In September 2014, then President Tadakazu Kimura held a press conference to announce that the Asahi was retracting its article on Fukushima No. 1 plant manager Masao Yoshida’s account of the nuclear accident. At an Asahi shareholders meeting, I insisted that the decision was a mistake and urged current Asahi President Masataka Watanabe to “retract the retraction.”
As I see it, the article on Yoshida’s testimony, published on the front page of the Asahi’s May 20, 2014 edition, is not erroneous — it is a first-rate scoop. Right up until it was retracted, the Asahi thought so too, to the extent that the paper submitted it for the Japan Newspaper Publishers & Editors Association award.
But to suddenly retract it? Retraction is the fate of fabrications; not even articles containing honest mistakes receive that treatment. By retracting the Yoshida article, the Asahi placed it in the same category as fabrications like its 1950 “interview” with fugitive communist Ritsu Ito and 1989 article about a defaced coral reef.
Why was the article retracted? We can’t pretend it was unconnected to the Asahi’s August 2014 article announcing the results of its inspection into its past comfort women coverage. Even though 20 years had passed, the Asahi still had a duty to apologize to its readers for publishing false information. And yet it did not do so, and rejected Akira Ikegami’s draft calling for an apology. The combination of those two missteps exposed the Asahi to severe criticism, and the paper’s response — to retract the Fukushima article — was its third and greatest mistake.
If the Asahi felt that the headline of its article on Yoshida’s testimony had been a little too harsh, it could have made amends in a follow-up. Instead, it treated the article as misinformation and even punished the reporters responsible — to the extent that they subsequently left the paper. For these reasons, I insist that the Asahi reverse its retraction.

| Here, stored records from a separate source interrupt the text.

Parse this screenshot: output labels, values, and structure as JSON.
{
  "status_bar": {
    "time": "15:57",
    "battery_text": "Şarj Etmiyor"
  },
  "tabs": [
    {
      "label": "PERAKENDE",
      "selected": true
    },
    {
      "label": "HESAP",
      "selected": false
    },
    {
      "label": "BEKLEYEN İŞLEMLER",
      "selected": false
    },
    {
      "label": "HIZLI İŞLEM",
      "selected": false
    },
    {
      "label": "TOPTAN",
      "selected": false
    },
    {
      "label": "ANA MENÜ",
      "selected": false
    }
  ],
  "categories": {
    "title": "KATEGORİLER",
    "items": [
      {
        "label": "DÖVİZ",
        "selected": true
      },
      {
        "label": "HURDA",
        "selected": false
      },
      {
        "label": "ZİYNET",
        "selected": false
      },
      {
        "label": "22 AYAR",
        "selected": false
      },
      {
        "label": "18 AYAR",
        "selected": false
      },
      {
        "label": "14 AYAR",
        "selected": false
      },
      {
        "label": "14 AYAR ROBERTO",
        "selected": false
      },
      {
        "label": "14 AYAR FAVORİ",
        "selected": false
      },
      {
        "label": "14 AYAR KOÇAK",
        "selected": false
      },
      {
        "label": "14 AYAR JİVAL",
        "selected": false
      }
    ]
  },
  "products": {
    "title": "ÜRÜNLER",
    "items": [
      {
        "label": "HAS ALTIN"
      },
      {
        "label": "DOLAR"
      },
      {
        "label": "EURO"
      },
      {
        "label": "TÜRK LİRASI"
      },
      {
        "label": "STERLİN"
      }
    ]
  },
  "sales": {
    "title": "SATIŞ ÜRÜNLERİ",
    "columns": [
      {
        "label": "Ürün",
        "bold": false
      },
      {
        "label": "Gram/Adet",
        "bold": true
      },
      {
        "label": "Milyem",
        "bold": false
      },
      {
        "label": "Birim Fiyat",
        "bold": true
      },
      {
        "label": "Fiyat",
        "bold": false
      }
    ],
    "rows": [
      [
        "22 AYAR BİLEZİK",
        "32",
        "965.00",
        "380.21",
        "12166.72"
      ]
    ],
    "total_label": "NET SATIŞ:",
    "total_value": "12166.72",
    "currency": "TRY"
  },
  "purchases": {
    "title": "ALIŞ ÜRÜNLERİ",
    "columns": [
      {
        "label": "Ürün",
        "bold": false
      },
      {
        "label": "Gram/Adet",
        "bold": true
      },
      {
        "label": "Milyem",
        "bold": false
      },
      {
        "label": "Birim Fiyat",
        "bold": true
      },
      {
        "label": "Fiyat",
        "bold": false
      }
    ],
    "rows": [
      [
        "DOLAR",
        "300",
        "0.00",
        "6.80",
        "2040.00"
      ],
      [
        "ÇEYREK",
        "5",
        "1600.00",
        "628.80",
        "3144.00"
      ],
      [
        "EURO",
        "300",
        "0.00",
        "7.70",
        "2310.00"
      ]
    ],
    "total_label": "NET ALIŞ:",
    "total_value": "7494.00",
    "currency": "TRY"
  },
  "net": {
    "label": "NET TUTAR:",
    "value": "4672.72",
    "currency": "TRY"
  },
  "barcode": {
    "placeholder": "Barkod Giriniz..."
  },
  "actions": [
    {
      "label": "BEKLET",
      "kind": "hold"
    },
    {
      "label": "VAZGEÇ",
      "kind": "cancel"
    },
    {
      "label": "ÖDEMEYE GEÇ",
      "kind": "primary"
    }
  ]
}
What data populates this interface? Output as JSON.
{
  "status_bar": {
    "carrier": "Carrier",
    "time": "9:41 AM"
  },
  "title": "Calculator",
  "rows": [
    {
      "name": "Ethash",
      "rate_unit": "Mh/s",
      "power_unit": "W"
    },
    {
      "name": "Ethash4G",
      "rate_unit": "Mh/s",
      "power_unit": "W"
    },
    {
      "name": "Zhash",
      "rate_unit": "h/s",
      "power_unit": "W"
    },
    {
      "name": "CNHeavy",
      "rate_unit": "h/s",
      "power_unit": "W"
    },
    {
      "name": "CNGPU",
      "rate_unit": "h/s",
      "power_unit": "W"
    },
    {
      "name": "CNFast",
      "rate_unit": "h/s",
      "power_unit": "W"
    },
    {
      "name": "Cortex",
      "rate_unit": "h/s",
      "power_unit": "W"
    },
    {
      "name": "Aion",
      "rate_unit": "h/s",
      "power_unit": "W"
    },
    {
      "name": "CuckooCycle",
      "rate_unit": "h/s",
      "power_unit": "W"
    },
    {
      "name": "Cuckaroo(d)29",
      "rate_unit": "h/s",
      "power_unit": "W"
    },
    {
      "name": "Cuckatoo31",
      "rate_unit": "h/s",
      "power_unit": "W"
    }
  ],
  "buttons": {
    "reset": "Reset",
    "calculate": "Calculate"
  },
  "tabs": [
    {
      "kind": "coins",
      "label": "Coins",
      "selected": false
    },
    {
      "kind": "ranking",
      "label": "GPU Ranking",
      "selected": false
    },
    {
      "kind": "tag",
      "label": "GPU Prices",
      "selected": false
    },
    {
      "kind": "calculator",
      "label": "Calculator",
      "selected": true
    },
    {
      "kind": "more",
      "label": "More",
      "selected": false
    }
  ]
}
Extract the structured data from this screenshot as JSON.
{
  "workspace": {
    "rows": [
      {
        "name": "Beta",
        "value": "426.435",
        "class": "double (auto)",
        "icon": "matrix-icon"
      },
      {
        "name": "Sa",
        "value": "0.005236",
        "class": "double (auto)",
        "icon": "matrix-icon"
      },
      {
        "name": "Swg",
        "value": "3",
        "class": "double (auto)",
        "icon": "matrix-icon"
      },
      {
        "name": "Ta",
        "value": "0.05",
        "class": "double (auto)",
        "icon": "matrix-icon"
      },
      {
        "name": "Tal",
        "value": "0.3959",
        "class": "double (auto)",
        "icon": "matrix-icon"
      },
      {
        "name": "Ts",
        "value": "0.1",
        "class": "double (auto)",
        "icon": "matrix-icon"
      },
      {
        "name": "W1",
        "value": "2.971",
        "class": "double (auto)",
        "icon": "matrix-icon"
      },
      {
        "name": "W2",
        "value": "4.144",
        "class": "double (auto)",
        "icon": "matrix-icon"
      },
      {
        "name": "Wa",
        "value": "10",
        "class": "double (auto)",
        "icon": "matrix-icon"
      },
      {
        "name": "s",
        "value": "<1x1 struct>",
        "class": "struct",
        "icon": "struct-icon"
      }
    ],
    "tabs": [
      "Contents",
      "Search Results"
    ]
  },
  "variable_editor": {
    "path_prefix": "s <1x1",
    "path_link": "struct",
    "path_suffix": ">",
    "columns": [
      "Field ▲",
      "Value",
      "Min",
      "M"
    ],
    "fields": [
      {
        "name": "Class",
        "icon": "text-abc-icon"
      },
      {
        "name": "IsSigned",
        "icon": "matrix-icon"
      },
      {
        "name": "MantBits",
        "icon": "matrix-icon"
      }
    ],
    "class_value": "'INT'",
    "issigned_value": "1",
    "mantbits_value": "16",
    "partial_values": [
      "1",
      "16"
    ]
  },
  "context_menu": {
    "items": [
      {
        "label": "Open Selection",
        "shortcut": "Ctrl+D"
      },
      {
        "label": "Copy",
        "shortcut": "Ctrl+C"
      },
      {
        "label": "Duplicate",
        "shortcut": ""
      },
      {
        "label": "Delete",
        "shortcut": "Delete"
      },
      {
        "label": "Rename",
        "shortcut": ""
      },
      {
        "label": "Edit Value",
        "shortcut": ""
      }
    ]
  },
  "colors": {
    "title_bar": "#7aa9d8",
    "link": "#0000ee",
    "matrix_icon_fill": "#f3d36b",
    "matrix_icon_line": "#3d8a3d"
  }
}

I hope the paper will listen to reason.
“Burying Japan’s Nuclear Secrets” will remain unchanged.
Because we have a responsibility to all those who are uneasy as Japan’s nuclear plants come back online one by one, a responsibility to examine the role of the media following the Fukushima disaster — and to investigate the disaster itself.Burying Japan’s Nuclear Secrets: All articles